During the period immediately following the transplant, it is necessary to carry out frequent and regular checks to see how the body is coping with the new organ. Despite the donor and recipient having compatible blood groups and high matches in terms of tissue markers, the body still recognizes the new organ as being “foreign”. Our natural immune response can result in the transplanted organ being rejected. To prevent this, the patient must take medications to suppress their body’s immune response.

These medications, called immunosuppressants, are given before and during the operation, and the patient will need to take them for life according to very precise dosing instructions. If the patient does not take their medication regularly or stops taking it without their doctor’s approval, it can put the transplanted organ at risk and can lead to a short- or long-term decline in function, and potentially to complete failure with loss of the organ.


Lıfe After A Transplant

The new organ

The patient has had a successful transplant operation. But what happens next? What happens whilst the patient is in hospital, and later on when they are back at home?


The First Few Days

Immediately following the transplant operation, both the patient and the function of the new organ are closely monitored in intensive care.


Day to Day Life

Counteracting organ rejection

The most feared complication after a transplant is rejection of the donor organ. So how do we recognise when an organ is being rejected? The earlier that we can identify a rejection response, the lower the risk of losing the transplanted organ.

Signs of rejection can vary depending on the organ. Generally speaking: if one or more symptoms occur then the patient should immediately visit the doctor responsible for their treatment or the transplant aftercare centre. Failure to initiate appropriate treatment quickly can lead to organ loss in just a few days. If rejection responses are identified early on then they usually respond well to treatment with drugs.


Possible Signs of Kidney Rejection

The following can be signs of a rejection response to the kidney:


  • Significant drop in urine output
  • Weight gain due to fluid retention (oedema), especially in the legs
  • Increased blood pressure due to higher volume of fluids in the body
  • Poor general condition
  • Increased body temperature
  • Swelling of the transplanted organ, in certain circumstances accompanied by pain
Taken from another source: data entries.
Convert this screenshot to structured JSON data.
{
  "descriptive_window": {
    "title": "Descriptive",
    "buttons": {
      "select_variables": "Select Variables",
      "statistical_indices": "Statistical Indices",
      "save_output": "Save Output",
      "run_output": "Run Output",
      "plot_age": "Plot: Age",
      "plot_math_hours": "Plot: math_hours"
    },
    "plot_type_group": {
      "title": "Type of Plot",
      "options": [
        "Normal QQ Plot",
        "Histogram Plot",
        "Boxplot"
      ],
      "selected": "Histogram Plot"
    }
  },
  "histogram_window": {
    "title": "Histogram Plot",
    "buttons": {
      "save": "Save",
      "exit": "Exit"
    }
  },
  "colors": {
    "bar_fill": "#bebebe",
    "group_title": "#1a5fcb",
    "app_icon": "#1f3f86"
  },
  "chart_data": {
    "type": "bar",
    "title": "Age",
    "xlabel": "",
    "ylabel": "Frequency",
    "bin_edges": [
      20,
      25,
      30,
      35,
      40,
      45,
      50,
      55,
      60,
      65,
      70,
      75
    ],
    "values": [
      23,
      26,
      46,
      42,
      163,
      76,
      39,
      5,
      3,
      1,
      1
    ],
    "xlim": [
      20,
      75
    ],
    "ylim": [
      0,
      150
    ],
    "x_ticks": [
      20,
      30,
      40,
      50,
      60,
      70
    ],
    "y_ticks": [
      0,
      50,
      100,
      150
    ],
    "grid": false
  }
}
Possible Signs of Liver Rejection

The following can be signs of a rejection response to the liver:

  • Weakness, easily fatigued
  • Body temperature rises over several hours
  • Loss of appetite
  • Abdominal pain
  • Fluid retention in the abdomen
  • Swelling of the transplanted organ
  • Clay-coloured stools, dark urine

Yellow tinge to the sclera and the skin